The Captain, even while PM, is in charge of all aspects of the flight, and can override any decisions the FO makes while the FO is PF. The Captain is responsible for the safety of the crew, passengers, and cargo, and is in complete command from departure to arrival.
A good Captain will seek input from the FO and even the FAs while making decisions, but ultimately the Captain’s authority is to be respected and obeyed. The Captain’s other job is to mentor the First Officer and provide an example of how to successfully lead a crew so that someday the FO will be well-prepared to take a Captain position.
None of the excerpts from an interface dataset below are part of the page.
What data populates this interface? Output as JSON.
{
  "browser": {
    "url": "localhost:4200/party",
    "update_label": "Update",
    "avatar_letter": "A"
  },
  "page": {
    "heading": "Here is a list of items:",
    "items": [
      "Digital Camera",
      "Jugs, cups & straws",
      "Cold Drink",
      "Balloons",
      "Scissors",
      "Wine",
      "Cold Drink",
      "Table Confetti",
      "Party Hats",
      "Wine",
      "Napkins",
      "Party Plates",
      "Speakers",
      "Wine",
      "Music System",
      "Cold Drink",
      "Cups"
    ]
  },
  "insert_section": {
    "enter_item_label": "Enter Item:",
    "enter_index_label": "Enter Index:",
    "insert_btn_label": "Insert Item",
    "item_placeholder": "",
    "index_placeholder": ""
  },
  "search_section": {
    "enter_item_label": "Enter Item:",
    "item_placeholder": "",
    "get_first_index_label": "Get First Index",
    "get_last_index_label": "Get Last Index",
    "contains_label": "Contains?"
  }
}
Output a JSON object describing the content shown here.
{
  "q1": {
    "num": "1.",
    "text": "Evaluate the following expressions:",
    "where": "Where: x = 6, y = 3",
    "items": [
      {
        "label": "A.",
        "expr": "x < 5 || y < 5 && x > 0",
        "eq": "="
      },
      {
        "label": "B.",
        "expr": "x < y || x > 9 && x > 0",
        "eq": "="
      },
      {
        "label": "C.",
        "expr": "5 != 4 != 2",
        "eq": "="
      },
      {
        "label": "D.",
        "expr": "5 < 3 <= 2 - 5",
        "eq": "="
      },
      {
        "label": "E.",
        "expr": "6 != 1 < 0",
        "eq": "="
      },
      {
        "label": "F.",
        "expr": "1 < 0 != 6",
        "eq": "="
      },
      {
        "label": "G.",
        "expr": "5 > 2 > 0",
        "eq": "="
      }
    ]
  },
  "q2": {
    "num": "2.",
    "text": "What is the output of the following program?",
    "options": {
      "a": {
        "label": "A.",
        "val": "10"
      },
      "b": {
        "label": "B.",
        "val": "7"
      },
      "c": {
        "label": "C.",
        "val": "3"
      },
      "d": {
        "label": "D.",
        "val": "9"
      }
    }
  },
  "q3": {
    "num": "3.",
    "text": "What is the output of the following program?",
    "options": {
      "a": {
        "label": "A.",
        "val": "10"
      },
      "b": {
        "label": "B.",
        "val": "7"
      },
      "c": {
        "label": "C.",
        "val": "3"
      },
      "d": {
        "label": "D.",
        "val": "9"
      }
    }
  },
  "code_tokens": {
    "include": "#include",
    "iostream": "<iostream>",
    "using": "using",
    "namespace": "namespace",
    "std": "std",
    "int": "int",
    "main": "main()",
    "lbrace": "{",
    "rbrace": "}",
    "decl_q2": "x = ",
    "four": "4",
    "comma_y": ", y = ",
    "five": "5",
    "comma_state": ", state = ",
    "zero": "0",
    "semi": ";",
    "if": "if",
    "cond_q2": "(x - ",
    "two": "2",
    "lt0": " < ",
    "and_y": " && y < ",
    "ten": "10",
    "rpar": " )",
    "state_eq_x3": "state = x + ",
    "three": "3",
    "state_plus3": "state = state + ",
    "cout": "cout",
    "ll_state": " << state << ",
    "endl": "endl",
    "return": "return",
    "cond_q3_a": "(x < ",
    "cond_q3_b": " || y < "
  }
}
The First Officer’s primary job is to support the Captain and provide a second opinion when dealing with an ambiguous situation. Even the best captains are still human and occasionally make mistakes. A good FO will tactfully and professionally point out an error the captain is making, and a good captain will accept the correction or suggestion in the spirit with which it is intended. The FO performs tasks as delegated by the Captain or required by company procedures.
At most airlines, the FO performs the pre-flight external inspection, or walk-around, while the Captain reviews the weather, flight plan, and load manifest. After the walk-around, the FO completes the weight-and-balance paperwork. Then the crew will discuss the weather and flight plan, including any contingency plans.
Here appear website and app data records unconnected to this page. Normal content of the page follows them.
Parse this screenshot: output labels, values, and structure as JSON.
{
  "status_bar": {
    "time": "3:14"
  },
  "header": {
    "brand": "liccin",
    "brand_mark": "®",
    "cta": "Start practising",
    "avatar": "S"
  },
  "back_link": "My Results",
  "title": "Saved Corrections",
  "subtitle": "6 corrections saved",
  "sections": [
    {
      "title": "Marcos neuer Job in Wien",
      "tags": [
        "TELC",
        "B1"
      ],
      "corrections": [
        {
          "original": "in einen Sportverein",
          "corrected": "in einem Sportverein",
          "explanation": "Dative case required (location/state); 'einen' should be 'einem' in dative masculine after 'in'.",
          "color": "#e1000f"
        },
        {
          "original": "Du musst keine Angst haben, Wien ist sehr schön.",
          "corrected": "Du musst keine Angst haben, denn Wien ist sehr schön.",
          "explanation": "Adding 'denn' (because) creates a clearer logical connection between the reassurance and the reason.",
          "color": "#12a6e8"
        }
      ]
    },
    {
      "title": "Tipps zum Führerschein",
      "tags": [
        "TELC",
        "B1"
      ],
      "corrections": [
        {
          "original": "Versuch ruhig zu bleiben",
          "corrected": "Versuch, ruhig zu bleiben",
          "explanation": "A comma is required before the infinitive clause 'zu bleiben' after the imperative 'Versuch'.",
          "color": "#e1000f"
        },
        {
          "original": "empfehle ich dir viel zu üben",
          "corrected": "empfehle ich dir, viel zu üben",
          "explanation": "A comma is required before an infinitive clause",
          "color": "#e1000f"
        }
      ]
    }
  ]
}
Flight Attendants are an important part of the crew. Early FAs were required to be certified nurses, had strict appearance standards and were often prohibited from being married. These last two industry standards led to the unfortunate and erroneous current perception that FAs are nothing but “sky servants,” there only to serve drinks to passengers.
Passenger safety is now at the forefront of an FA’s job, with customer service close behind. FAs are recognized as valuable, professional crewmembers and integral to the conduct of a flight. In an emergency, it is the FAs who direct passengers to the exits and provide first aid to the wounded. FAs allow the Pilot and First Officer to concentrate on safe operation of the aircraft in such an event. Flight attendants also demonstrate the use of safety equipment and help guide passengers to their seats.
Mr. Matthew A. Johnston has over 23 years of experience serving various roles in education and is currently serving as the President of California Aeronautical University. He maintains memberships and is a supporting participant with several aviation promoting and advocacy associations including University Aviation Association (UAA), Regional Airline Association (RAA), AOPA, NBAA, and EAA with the Young Eagles program. He is proud of his collaboration with airlines, aviation businesses and individual aviation professionals who are working with him to develop California Aeronautical University as a leader in educating aviation professionals.